  • Manage deer population where abundant
  • Maintain or restore aquatic, riparian and forest habitat as well as species and structural diversity in natural areas in and around farmland, and enhance connections between them
  • In-stream and riparian habitat restoration, streambank stabilization and floodplain re-connection
  • Minimize, manage and mitigate for impacts of recreational activities, trails and other infrastructure on sensitive species and habitats

Current Projects

Private Landowner Engagement

To build the capacity for private lands conservation in West Virginia, AMJV and WVDNR have partnered with USDA Natural Resources Conservation Service (USDA-NRCS) to support the hiring of partner biologists stationed across the state, including pollinator specialists, avian biologists, and foresters. These partner biologists have helped enroll private landowners into Farm Bill funding opportunities to improve forest habitat across the state for pollinators, Cerulean Warbler, and Golden-winged Warbler. Significant growth in acres managed has been seen since the program’s inception. The initiatives have contracted 1,568 acres of private lands to improve young forest habitat for Golden-winged Warbler and 1,989 acres of private lands to improve mature forest habitat for Cerulean Warbler. While pollinators frequently benefit from the habitat work in each of these projects, the pollinator specialists have additionally contracted 226 acres to create pollinator plantings on private lands across the state.

Golden-winged Warbler. Courtesy of Rob Dickerson/Macaulay Library at the Cornell Lab of Ornithology

The addition of Liz Brewer to AMJV’s staff as our Outreach Specialist based in West Virginia has greatly expanded our capacity to provide resources to land managers, foresters, and landowners managing forests to benefit birds and other wildlife. One example is the creation of a  virtual field tour of “Creating Young Forests” that focuses on management practices and cost share opportunities that private landowners across West Virginia can implement to create or improve habitat for Golden-winged Warbler on their land. The virtual field tour visits private landowners with active and completed projects managing for Golden-winged Warbler habitat in West Virginia. The tour shows images of managed areas that allow viewers to see the results of different management practices on the ground and how they benefit forest health and wildlife.

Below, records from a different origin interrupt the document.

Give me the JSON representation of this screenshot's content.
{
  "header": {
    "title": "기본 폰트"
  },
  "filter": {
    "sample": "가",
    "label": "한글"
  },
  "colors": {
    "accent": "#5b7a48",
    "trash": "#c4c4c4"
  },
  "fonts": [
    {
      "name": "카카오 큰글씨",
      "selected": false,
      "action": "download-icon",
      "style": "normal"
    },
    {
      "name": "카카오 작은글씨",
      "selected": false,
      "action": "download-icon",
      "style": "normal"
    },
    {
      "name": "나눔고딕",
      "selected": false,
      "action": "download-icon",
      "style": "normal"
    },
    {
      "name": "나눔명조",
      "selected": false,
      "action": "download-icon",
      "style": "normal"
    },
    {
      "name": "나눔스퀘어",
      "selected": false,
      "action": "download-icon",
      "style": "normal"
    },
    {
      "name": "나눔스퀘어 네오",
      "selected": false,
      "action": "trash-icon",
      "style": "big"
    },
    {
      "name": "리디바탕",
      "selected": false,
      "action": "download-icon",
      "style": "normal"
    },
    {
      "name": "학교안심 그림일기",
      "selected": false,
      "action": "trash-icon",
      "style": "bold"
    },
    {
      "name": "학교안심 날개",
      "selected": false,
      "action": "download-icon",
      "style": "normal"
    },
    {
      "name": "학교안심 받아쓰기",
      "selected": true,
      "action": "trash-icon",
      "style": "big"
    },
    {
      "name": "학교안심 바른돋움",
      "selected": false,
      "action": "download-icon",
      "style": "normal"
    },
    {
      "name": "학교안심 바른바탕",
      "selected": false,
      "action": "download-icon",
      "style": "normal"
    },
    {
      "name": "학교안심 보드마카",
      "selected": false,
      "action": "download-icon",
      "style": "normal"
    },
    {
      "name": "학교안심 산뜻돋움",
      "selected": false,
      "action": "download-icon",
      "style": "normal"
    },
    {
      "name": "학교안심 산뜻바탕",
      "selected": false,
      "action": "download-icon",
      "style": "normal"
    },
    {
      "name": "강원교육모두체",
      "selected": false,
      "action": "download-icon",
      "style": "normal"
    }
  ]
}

Developing New Resources to Support Forest Management for Birds

AMJV staff is collaborating with WV DNR to update and re-design “West Virginia Forest Songbird Management Guidelines”, a guide which was orginially published in 2006. An initial meeting was held to discuss the need to update the document, and it was decided that a new version of the document would be valuable and should be developed. A draft outline for the new guide has been completed and is currently being reviewed by local agency and consulting foresters.

Additionally, as part of a project led by the Forest Stewards Guild, AMJV is assisting with the development of a forest management plan template for use throughout Central Appalachia. The plan template will meet NRCS standards and incorporate management guidelines for the three indicator bird species that are the focus of the Central Apps program (GWWA, CERW, and WOTH). The template will scale landscape-level mosaic management for public, NGO, or private family forestland owners and practitioners to increase habitat connectivity for the species, and will be available for use by practitioners within and beyond West Virginia.

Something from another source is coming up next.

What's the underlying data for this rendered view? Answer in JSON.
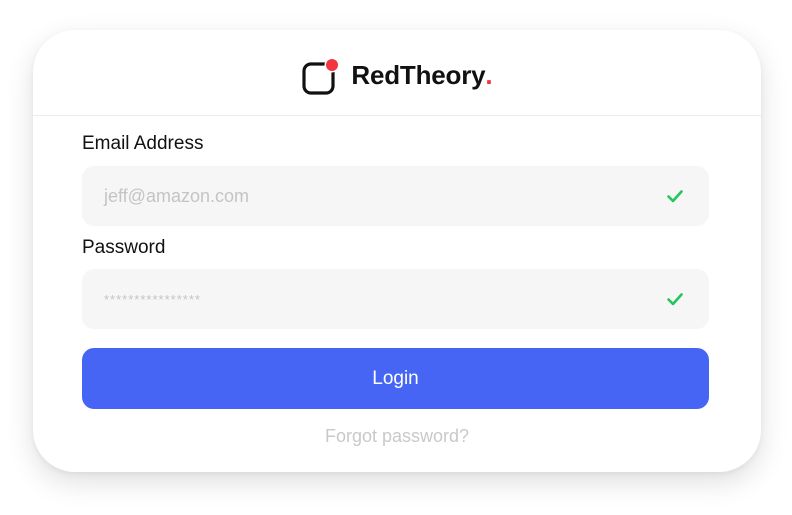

Focal Landscape Partners

West Virginia Division of Natural Resources is the lead partner for this focal landscape. Other partners include:

WV Division of Forestry
National Wild Turkey Federation
The Nature Conservancy
West Virginia USDA-Natural Resources Conservation Service
Forest Stewards Guild
Sustainable Forestry Initiative
West Virginia University
Wildlife Management Institute
Central Appalachian Spruce Restoration Initiative
U.S. Fish and Wildlife Service
U.S. Forest Service
Office of Surface Mining, Reclamation, and Enforcement
American Forest Foundation
U.S. Geological Survey
Ruffed Grouse Society

Additional Resources